(WORK ITEM): Whenever a line contains "Ctrl", include it in the count; reply with the number of such lines in the data and nothing else.

(AVAILABLE DATA):
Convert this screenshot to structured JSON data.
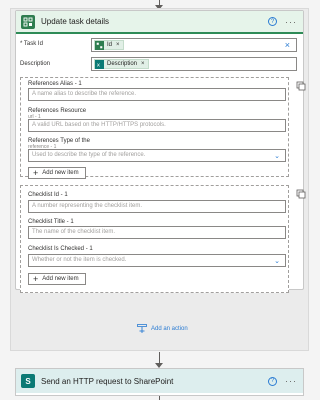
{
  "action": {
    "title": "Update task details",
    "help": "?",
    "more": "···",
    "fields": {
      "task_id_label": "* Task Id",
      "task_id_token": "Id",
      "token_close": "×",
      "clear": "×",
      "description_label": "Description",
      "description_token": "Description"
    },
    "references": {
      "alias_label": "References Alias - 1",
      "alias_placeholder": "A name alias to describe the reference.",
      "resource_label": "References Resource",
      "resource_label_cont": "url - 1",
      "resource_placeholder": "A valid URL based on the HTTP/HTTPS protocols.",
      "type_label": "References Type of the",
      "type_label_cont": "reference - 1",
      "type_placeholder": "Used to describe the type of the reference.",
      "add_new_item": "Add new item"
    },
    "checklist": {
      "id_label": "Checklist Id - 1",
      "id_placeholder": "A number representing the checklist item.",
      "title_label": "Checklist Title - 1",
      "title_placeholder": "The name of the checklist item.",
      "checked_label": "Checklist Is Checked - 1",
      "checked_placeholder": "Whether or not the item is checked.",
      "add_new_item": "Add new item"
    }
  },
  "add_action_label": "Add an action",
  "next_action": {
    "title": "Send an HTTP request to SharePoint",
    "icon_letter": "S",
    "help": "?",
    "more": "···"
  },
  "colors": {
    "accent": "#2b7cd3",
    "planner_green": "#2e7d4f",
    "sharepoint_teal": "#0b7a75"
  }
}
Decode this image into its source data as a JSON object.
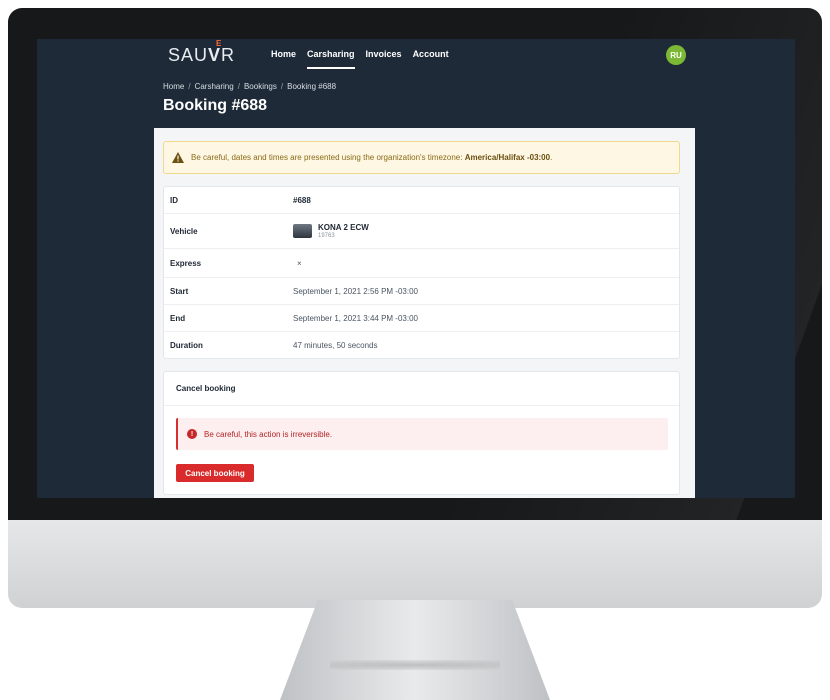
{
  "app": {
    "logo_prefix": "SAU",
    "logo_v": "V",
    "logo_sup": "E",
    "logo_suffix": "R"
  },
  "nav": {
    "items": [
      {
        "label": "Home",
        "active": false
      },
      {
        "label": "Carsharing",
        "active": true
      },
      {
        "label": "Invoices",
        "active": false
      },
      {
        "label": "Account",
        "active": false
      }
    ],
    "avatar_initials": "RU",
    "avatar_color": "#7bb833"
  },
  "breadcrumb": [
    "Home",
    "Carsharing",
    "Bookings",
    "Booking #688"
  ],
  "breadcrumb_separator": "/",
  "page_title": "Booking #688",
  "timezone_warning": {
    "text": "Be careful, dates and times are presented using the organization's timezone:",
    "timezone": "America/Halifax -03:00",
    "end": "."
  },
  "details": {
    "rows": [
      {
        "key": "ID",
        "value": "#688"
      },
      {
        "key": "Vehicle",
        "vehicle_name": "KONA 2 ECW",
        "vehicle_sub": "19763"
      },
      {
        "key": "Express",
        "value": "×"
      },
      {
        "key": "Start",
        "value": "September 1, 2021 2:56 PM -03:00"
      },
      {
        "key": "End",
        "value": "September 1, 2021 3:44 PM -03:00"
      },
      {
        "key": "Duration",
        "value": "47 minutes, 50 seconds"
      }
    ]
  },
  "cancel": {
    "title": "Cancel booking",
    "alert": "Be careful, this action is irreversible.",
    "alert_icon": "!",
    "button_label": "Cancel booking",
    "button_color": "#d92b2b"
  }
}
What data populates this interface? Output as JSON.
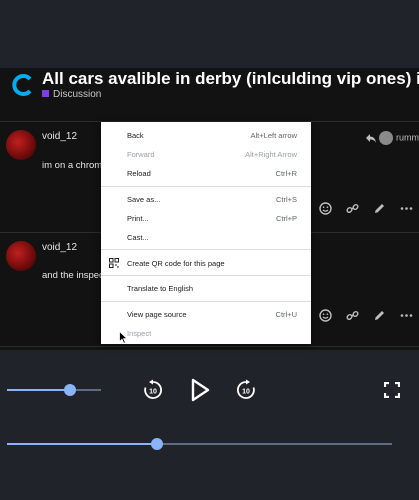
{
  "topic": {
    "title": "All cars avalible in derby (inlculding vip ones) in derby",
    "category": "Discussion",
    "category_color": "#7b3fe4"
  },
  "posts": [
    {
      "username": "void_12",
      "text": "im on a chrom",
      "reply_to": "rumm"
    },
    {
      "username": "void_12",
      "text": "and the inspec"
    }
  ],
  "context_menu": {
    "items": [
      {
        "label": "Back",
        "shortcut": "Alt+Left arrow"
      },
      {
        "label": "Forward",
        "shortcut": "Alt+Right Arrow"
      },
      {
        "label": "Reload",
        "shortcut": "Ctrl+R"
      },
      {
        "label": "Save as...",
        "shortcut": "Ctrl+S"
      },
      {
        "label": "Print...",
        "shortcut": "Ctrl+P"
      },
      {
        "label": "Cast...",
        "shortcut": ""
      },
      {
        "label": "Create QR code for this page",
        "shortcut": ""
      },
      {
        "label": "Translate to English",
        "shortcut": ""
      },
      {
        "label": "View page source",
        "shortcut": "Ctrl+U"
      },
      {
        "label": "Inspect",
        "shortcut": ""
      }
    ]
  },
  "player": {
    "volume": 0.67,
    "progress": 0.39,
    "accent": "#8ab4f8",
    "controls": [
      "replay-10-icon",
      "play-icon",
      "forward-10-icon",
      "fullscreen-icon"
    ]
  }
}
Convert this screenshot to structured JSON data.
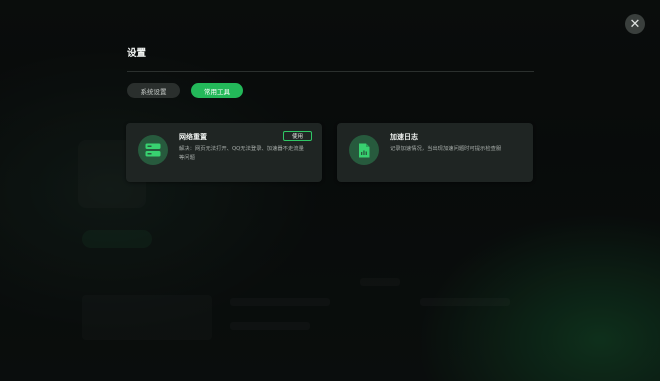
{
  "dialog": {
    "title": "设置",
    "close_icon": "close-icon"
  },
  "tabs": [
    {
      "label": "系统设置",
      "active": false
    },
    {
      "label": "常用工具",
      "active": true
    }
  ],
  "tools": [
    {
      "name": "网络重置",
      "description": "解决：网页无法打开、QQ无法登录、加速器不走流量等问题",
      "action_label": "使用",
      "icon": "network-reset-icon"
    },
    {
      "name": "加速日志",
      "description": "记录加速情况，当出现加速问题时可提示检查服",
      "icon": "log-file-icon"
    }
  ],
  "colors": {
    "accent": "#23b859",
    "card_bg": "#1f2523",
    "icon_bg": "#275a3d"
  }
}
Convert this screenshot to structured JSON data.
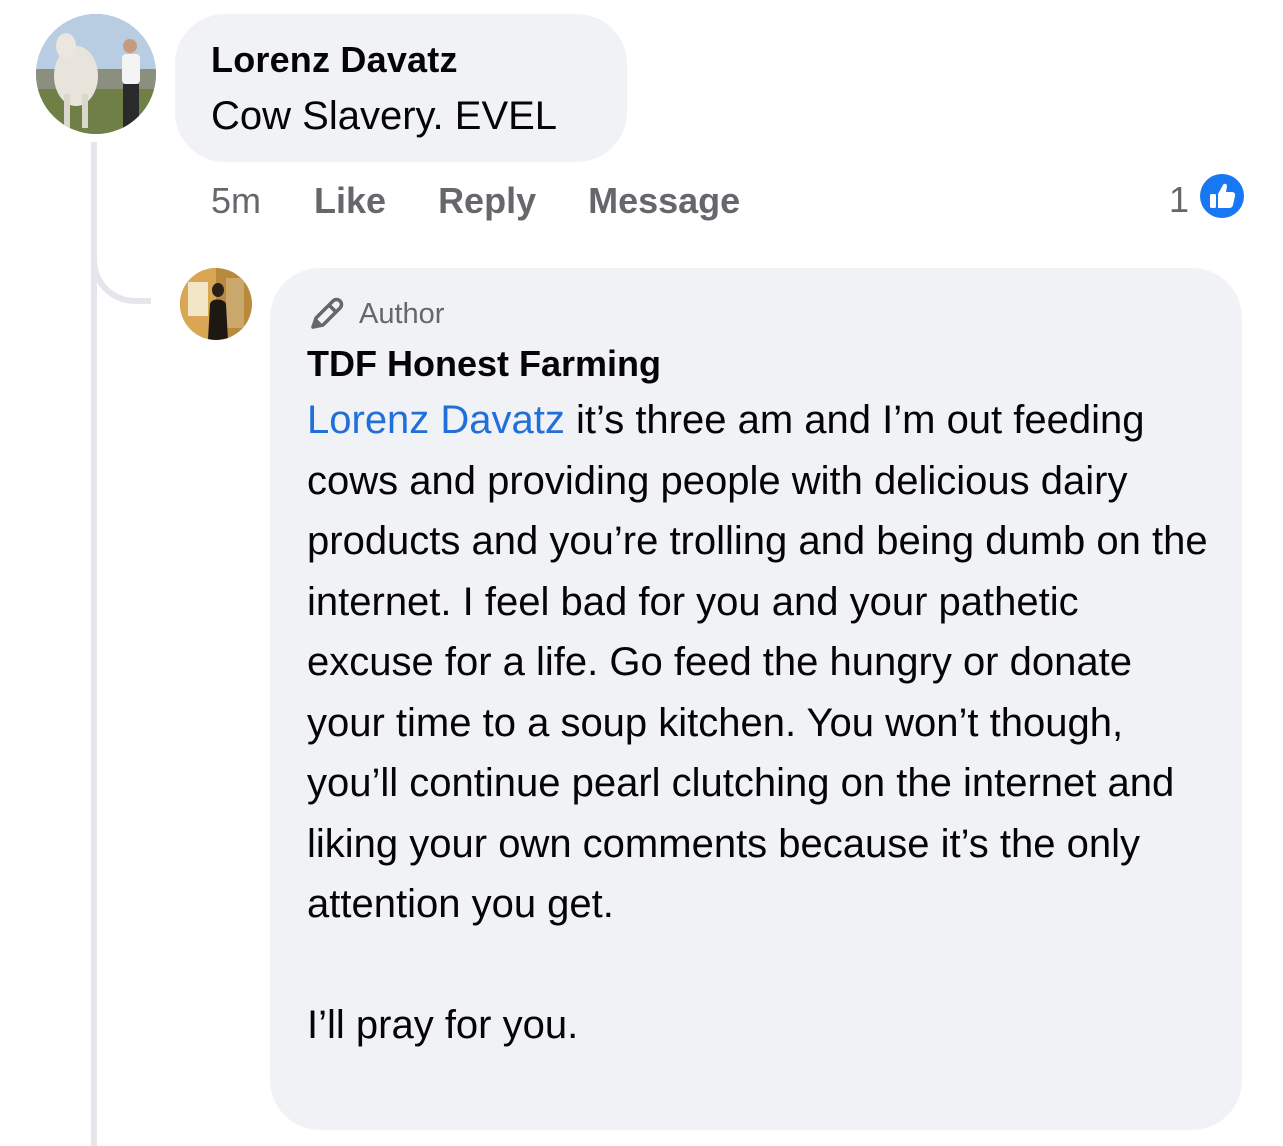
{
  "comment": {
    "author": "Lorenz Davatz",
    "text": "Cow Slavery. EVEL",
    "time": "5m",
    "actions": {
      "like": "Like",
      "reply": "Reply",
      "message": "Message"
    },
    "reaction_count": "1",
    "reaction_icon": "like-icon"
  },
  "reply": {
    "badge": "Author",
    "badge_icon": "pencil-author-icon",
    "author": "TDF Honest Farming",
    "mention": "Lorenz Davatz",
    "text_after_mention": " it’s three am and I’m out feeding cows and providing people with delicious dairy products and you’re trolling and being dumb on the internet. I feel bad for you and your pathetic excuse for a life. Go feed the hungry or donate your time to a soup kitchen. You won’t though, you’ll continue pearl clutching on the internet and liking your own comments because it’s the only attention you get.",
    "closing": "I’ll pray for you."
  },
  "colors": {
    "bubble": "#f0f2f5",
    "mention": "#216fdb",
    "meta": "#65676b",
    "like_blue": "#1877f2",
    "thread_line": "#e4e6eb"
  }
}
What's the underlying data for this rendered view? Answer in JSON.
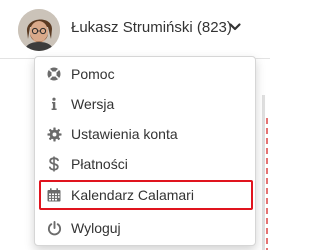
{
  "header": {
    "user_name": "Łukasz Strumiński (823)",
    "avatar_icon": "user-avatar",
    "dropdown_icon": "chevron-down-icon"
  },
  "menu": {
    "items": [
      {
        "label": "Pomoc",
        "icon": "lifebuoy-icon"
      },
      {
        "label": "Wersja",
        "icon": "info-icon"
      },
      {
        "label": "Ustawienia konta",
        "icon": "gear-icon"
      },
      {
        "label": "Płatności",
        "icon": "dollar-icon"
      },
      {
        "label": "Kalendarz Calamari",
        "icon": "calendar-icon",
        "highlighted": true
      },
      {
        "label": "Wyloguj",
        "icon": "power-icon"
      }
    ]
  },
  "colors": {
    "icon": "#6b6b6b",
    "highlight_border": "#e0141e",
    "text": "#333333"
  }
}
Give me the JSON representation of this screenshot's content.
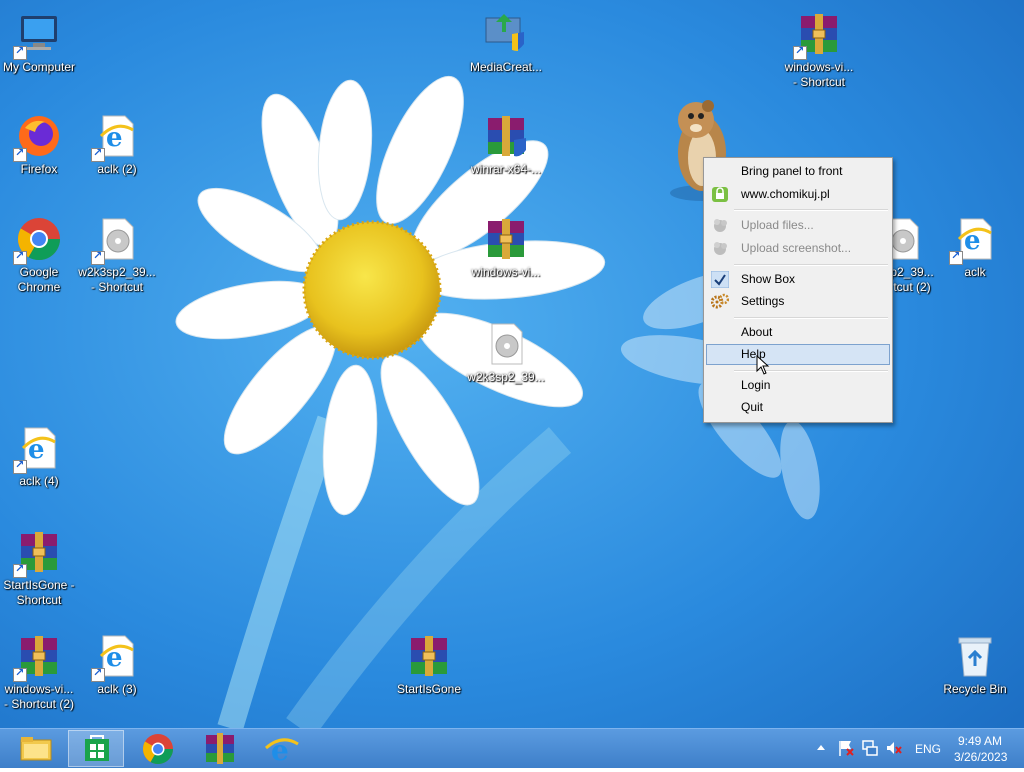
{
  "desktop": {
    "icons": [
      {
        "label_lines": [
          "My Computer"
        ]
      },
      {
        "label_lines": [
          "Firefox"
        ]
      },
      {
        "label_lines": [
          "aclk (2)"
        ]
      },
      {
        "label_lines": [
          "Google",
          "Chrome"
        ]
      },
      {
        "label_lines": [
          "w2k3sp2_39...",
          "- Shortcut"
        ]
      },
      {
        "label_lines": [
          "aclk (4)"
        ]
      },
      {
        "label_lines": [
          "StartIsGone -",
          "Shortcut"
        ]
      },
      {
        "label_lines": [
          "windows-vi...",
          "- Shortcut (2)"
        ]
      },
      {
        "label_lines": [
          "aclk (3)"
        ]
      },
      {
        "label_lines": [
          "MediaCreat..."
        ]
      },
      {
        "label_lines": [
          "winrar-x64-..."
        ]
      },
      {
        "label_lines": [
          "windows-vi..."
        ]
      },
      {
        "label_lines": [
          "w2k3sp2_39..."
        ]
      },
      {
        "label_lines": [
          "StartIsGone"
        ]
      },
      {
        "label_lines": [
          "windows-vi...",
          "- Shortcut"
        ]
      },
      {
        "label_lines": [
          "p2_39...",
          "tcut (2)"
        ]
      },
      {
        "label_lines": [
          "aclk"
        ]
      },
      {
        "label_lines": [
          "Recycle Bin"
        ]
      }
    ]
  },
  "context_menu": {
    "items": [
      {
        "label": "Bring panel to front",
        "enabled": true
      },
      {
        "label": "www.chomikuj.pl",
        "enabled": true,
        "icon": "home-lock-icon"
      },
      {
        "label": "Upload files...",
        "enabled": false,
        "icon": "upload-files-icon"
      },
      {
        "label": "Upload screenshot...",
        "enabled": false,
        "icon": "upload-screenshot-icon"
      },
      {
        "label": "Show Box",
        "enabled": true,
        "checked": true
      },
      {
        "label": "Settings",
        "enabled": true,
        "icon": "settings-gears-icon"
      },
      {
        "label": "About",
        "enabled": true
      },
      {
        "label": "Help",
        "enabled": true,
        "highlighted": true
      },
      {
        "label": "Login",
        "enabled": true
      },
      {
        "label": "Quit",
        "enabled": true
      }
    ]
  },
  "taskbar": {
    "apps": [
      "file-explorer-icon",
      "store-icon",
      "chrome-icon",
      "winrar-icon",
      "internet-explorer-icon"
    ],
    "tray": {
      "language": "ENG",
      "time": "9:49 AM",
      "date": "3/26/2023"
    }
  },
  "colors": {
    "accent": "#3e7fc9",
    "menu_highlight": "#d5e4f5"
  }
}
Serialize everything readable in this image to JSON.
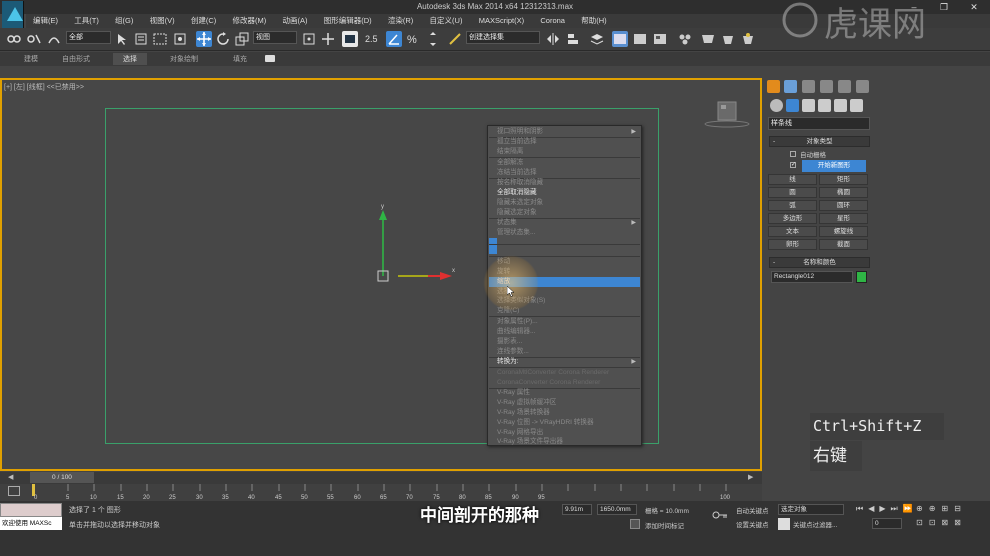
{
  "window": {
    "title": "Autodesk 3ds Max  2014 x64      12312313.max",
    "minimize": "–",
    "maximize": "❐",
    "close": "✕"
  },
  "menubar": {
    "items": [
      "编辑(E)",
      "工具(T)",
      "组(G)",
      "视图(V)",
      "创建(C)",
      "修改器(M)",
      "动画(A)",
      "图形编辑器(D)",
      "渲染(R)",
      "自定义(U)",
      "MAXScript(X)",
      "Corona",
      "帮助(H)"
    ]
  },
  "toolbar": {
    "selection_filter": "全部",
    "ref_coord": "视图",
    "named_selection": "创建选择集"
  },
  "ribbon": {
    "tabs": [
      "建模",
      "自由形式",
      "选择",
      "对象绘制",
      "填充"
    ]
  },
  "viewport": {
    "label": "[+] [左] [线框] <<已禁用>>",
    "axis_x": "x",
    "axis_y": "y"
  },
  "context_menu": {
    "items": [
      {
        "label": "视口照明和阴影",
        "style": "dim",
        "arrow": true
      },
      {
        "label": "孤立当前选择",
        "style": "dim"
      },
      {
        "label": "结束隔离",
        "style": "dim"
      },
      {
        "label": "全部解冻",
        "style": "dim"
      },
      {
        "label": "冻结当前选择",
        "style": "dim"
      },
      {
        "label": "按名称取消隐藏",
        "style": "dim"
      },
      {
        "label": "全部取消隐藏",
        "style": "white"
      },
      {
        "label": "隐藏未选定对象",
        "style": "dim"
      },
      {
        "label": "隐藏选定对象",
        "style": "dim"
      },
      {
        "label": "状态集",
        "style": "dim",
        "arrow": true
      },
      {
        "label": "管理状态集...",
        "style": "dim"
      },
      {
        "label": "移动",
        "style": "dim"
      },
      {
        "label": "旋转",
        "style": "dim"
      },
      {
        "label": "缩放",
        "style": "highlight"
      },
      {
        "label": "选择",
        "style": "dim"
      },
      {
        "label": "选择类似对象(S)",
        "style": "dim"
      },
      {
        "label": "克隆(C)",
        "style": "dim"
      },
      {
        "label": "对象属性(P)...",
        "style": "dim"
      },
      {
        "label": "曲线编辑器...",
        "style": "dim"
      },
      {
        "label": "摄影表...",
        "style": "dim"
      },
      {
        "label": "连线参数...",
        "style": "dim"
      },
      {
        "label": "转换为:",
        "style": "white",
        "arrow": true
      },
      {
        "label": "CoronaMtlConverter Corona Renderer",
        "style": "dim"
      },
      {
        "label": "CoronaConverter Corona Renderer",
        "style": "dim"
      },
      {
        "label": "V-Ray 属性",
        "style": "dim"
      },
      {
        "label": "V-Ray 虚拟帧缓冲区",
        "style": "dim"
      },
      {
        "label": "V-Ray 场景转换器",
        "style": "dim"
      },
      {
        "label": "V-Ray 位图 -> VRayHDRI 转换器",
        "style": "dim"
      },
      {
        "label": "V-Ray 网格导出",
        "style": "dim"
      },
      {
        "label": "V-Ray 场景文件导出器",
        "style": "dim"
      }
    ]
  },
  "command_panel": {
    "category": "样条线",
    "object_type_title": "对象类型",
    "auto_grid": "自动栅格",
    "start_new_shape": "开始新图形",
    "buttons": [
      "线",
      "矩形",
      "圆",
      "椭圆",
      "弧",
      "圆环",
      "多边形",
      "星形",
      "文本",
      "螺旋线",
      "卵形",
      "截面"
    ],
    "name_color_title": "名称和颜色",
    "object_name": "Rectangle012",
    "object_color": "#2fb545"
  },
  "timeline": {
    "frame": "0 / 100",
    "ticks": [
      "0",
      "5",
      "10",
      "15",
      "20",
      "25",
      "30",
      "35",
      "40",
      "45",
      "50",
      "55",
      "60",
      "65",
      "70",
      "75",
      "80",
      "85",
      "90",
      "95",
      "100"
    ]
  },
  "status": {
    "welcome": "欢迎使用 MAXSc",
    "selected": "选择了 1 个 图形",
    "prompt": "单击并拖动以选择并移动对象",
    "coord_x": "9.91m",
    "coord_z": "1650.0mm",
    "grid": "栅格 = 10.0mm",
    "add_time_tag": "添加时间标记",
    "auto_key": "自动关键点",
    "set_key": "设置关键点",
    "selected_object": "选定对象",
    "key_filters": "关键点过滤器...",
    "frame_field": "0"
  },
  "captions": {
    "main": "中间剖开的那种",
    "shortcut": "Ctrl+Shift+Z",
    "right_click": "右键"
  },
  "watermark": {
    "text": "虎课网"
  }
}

(EXERCISE RESULT): 5